Instructions to follow: Please copy every line of the data in which the string "avatar" appears.

Task data:
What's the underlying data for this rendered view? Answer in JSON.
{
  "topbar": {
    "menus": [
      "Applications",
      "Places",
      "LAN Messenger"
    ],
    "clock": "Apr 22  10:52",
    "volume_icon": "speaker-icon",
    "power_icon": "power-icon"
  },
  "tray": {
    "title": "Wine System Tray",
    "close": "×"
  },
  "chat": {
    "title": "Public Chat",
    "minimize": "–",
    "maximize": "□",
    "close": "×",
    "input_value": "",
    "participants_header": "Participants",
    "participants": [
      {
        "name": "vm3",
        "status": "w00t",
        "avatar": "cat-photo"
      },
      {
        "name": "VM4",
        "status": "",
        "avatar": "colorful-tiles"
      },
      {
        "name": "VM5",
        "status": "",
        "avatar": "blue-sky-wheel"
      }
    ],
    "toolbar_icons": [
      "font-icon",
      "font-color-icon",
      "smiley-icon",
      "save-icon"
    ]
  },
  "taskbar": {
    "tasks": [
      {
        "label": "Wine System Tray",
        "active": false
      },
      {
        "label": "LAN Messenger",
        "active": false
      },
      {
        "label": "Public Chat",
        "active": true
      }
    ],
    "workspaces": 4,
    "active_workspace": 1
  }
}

Exercise result:
        "avatar": "cat-photo"
        "avatar": "colorful-tiles"
        "avatar": "blue-sky-wheel"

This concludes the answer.